++++ Dataset ++++

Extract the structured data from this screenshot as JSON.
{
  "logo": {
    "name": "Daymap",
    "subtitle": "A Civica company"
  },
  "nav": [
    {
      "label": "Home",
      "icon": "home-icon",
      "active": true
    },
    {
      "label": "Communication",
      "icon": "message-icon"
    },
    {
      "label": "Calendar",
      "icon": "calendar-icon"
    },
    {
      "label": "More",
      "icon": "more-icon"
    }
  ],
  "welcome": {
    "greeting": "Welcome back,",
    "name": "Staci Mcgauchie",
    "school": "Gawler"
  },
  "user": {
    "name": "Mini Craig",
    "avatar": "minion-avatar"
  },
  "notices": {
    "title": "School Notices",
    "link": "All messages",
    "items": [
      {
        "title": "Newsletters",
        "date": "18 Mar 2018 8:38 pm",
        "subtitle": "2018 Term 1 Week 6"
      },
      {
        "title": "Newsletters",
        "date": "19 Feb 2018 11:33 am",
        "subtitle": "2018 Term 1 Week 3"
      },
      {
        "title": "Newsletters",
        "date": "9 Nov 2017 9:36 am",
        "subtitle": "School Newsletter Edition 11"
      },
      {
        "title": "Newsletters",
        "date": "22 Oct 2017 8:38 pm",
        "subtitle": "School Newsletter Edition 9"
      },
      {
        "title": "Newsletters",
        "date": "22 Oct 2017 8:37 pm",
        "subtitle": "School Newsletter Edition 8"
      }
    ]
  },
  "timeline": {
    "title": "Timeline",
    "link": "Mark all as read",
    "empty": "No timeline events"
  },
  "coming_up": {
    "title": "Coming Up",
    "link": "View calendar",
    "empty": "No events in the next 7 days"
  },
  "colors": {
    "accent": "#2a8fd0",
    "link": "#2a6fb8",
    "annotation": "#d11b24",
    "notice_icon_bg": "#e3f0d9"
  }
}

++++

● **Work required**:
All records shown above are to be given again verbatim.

● **Response**:
Extract the structured data from this screenshot as JSON.
{
  "logo": {
    "name": "Daymap",
    "subtitle": "A Civica company"
  },
  "nav": [
    {
      "label": "Home",
      "icon": "home-icon",
      "active": true
    },
    {
      "label": "Communication",
      "icon": "message-icon"
    },
    {
      "label": "Calendar",
      "icon": "calendar-icon"
    },
    {
      "label": "More",
      "icon": "more-icon"
    }
  ],
  "welcome": {
    "greeting": "Welcome back,",
    "name": "Staci Mcgauchie",
    "school": "Gawler"
  },
  "user": {
    "name": "Mini Craig",
    "avatar": "minion-avatar"
  },
  "notices": {
    "title": "School Notices",
    "link": "All messages",
    "items": [
      {
        "title": "Newsletters",
        "date": "18 Mar 2018 8:38 pm",
        "subtitle": "2018 Term 1 Week 6"
      },
      {
        "title": "Newsletters",
        "date": "19 Feb 2018 11:33 am",
        "subtitle": "2018 Term 1 Week 3"
      },
      {
        "title": "Newsletters",
        "date": "9 Nov 2017 9:36 am",
        "subtitle": "School Newsletter Edition 11"
      },
      {
        "title": "Newsletters",
        "date": "22 Oct 2017 8:38 pm",
        "subtitle": "School Newsletter Edition 9"
      },
      {
        "title": "Newsletters",
        "date": "22 Oct 2017 8:37 pm",
        "subtitle": "School Newsletter Edition 8"
      }
    ]
  },
  "timeline": {
    "title": "Timeline",
    "link": "Mark all as read",
    "empty": "No timeline events"
  },
  "coming_up": {
    "title": "Coming Up",
    "link": "View calendar",
    "empty": "No events in the next 7 days"
  },
  "colors": {
    "accent": "#2a8fd0",
    "link": "#2a6fb8",
    "annotation": "#d11b24",
    "notice_icon_bg": "#e3f0d9"
  }
}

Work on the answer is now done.